v) Join caregiver support groups so you can be with like-minded people and who can listen.

vi) Arrive early for medical appointments. The elderly may move slowly. If you’re going to take your loved one to a doctor’s appointment, give a buffer time of 30 minutes or more from the time you arrive at your destination so you can prepare for anything that might arise.


9. Allow time for recreation – Be patient with the elderly; make them feel loved. Give them time to interact with friends, neighbours and old acquaintances. Introduce playtime with pets, computer games, and sports and exercise activities such as interactive games like Wii, board games, tai chi and chair yoga. Sports and regular exercises have social, physical and therapeutic effect.

Tip A: When the elderly get angry at their limitations and disabilities, and bemoan their present state, as hard as it is, placate them and make them think of how worthy their lives are and what they mean to their loved ones. They may have fears of the unknown, depression as well as anxiety or panic attacks. Regular exercise and a routine social programme may alleviate these concerns.

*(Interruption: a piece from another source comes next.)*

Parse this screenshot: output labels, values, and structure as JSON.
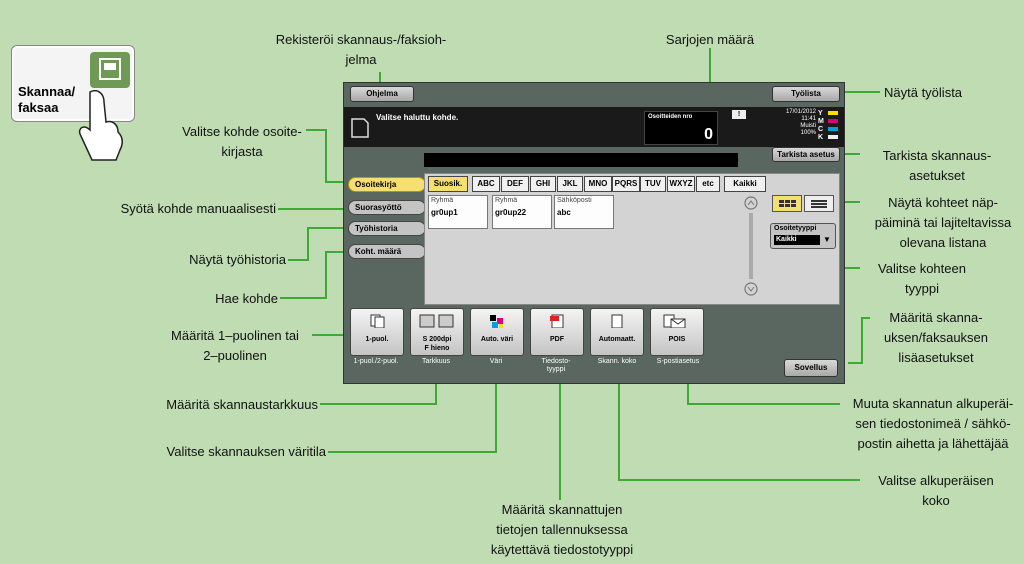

Tip B: Enjoy their old stories again. The stories will always be the same ones from 20, 30 or 40 years ago. Just listen, nod and smile as if you have heard them for the first time. Encouragement and soft words are all that’s needed if or when that day of increasingly diminishing eyesight comes for any of us.


10. Take care of yourself – Caregivers should remember to have enough time for sufficient rest and time to relax. Don’t neglect your own personal well-being. Make time for yourself and have your own recreation, be it a trip to the movies, sports activities or timeout at a park which is a great place for relaxing as the sights and sounds of nature can have a calming effect. A healthy, happy caregiver leads to a happy, healthy elderly!

In conclusion, clear vision and keen sight is a crucial aspect that provides a good quality of life for our elderly. As you take care of the elderly, always remember to stay positive and keep trying. You may also seek help from friends as well as support groups. You are not alone. Soldier on.


Benita Fong is a clinic staff at EyeWise Vision Clinic.



Submit a Comment

Your email address will not be published. Required fields are marked *